* **PROBLEM REQUIREMENTS**: Count every line below in which "flag" occurs, then give only the count.

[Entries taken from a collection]

==================================================

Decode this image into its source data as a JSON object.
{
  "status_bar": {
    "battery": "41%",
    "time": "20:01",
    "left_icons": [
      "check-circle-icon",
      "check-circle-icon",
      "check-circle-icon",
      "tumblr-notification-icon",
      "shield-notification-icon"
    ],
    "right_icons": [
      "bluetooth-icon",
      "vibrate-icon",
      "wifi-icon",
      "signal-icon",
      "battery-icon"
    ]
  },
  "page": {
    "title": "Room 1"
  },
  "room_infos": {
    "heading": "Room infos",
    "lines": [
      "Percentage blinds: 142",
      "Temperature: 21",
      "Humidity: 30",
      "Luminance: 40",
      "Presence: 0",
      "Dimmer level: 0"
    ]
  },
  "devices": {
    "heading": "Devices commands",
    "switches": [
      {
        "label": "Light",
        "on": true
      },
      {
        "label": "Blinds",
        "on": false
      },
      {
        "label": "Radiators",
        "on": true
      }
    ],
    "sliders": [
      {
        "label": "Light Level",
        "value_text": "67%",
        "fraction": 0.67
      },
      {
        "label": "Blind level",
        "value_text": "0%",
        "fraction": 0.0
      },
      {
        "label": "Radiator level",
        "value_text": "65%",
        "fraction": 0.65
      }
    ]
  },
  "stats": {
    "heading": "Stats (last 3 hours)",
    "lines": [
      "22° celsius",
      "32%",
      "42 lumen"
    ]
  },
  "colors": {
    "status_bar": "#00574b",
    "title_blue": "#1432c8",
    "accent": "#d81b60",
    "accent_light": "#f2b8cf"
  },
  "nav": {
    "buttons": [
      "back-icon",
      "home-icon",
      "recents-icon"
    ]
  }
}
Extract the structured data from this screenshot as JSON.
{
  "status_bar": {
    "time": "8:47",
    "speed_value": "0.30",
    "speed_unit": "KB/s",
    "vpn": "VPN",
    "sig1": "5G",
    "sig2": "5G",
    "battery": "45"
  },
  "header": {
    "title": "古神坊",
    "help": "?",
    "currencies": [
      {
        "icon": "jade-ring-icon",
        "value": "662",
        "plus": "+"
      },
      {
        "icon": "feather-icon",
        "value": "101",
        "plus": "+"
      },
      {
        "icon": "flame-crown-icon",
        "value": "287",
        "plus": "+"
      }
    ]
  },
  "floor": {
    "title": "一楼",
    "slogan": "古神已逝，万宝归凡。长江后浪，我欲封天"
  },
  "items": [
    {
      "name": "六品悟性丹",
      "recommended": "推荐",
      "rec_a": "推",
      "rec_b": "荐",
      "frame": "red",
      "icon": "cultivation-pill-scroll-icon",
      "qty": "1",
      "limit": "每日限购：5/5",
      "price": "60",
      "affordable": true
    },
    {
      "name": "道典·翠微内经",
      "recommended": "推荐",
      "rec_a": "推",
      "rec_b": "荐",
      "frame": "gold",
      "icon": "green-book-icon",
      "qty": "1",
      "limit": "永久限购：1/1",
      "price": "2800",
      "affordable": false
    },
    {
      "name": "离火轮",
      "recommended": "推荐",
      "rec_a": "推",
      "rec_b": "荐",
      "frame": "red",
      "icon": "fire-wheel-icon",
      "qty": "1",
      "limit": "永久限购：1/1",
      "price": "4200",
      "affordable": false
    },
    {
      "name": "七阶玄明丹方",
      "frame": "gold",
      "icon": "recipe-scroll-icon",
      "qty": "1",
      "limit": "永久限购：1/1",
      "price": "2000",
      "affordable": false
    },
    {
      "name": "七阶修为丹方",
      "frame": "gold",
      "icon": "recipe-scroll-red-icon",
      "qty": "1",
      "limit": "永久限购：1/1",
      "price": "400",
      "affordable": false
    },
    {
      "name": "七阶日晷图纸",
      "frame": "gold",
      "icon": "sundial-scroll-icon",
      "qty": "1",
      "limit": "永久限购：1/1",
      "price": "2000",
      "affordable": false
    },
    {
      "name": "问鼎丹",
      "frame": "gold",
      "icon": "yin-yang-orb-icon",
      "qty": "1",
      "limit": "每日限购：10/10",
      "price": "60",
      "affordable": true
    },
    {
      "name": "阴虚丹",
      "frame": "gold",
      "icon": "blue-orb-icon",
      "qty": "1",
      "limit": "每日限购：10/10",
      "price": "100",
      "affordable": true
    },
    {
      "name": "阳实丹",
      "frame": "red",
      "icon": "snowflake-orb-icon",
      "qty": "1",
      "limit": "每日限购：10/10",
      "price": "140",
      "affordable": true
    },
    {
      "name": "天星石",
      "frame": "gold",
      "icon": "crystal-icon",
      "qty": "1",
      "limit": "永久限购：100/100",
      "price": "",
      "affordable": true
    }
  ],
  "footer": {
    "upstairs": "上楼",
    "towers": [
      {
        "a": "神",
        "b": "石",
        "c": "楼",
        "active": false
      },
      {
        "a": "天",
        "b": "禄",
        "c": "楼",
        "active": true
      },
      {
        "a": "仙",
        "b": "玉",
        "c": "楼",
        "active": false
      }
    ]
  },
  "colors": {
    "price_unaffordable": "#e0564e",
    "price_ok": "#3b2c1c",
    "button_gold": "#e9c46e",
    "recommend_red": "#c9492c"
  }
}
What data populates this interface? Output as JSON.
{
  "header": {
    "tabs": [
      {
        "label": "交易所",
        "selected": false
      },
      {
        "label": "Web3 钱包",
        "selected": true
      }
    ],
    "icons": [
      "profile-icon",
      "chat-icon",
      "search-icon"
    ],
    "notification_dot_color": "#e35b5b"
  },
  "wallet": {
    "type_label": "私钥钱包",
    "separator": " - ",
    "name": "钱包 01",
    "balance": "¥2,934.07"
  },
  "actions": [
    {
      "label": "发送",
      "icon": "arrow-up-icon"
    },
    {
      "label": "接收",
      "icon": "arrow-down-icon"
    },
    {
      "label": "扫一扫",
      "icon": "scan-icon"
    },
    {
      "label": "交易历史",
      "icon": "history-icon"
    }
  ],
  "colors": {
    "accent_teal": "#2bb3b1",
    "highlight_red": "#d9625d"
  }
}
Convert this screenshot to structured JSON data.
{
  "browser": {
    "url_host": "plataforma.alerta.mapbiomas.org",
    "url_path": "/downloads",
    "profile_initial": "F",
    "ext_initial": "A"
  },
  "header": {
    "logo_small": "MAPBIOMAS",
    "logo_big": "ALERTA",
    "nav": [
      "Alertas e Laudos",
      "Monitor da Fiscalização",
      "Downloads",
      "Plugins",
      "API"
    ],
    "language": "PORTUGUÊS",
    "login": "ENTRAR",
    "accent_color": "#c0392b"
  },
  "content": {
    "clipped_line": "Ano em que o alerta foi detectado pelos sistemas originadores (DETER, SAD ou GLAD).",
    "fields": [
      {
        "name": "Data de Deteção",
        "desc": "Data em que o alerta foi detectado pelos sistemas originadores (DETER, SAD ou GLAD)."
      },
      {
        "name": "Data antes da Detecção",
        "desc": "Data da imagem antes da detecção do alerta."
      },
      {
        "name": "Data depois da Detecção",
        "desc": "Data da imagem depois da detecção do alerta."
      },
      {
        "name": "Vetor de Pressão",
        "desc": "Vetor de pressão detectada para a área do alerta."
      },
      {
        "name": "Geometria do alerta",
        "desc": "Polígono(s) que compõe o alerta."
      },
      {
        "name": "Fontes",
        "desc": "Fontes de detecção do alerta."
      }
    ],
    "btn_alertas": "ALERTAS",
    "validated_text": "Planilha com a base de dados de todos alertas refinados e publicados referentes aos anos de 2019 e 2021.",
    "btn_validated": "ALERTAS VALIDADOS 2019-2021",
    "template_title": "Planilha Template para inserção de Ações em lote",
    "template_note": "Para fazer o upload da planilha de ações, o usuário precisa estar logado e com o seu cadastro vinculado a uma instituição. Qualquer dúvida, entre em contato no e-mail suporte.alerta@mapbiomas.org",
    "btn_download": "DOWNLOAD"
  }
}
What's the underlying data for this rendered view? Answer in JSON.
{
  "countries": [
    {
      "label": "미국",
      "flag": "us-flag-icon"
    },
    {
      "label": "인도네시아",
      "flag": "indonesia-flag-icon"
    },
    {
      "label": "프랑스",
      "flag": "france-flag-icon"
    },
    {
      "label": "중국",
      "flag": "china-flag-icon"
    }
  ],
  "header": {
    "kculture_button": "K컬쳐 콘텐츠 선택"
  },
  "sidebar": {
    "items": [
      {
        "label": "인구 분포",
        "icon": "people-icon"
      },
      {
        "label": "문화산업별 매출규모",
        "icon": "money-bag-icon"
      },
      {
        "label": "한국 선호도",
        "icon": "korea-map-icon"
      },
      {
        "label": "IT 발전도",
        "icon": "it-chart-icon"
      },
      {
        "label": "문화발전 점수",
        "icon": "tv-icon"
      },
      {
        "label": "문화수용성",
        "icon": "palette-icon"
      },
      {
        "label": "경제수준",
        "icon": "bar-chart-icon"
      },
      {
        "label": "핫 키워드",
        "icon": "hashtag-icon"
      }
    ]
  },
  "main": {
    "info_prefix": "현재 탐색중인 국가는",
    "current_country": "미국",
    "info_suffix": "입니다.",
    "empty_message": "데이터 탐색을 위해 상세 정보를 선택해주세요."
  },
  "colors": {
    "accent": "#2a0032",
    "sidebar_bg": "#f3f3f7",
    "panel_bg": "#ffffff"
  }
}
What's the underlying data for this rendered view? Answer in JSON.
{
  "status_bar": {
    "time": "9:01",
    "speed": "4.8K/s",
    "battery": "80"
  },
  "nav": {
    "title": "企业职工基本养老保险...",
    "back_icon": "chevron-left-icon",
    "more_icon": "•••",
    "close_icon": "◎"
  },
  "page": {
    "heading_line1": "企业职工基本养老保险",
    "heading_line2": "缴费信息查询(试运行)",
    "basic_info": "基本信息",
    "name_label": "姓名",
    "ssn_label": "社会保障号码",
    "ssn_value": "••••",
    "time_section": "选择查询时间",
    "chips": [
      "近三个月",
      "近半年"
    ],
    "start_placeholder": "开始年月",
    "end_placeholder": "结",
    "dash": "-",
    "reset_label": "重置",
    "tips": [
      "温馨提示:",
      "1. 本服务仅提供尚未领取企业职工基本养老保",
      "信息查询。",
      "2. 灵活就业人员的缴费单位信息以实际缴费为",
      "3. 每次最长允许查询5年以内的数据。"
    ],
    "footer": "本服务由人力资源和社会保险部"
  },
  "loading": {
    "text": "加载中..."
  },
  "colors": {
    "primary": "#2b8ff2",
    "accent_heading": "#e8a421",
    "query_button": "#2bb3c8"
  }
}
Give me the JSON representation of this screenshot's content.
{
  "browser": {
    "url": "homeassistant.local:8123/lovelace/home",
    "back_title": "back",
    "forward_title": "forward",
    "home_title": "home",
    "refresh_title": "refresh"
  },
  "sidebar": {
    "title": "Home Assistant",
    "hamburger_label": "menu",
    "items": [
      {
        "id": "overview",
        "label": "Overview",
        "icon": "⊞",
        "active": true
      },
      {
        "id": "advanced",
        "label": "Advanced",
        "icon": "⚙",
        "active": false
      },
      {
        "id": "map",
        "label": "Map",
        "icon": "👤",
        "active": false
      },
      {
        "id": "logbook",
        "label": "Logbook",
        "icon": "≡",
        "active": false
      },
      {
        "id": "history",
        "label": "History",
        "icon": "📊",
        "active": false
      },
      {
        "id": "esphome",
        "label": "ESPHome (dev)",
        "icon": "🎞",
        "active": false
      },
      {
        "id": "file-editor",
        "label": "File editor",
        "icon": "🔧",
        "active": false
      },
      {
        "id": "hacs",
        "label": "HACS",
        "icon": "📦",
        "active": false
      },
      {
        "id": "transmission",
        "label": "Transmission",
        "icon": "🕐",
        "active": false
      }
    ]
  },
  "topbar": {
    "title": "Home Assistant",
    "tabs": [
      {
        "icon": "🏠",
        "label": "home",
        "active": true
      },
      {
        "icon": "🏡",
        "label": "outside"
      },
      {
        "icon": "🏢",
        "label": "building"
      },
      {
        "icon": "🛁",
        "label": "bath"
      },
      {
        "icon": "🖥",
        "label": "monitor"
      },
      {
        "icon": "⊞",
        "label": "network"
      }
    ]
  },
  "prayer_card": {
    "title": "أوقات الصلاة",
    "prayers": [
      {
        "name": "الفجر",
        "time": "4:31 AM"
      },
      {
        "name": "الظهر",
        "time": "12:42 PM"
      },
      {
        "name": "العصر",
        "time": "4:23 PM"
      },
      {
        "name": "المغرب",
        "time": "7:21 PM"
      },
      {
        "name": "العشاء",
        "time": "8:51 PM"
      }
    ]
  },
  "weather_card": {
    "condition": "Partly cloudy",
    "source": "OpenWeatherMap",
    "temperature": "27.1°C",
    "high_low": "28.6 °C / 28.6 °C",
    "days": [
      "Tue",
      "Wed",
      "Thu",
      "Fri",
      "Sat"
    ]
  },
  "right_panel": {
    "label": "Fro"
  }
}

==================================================

* **EXERCISE OUTPUT**: 4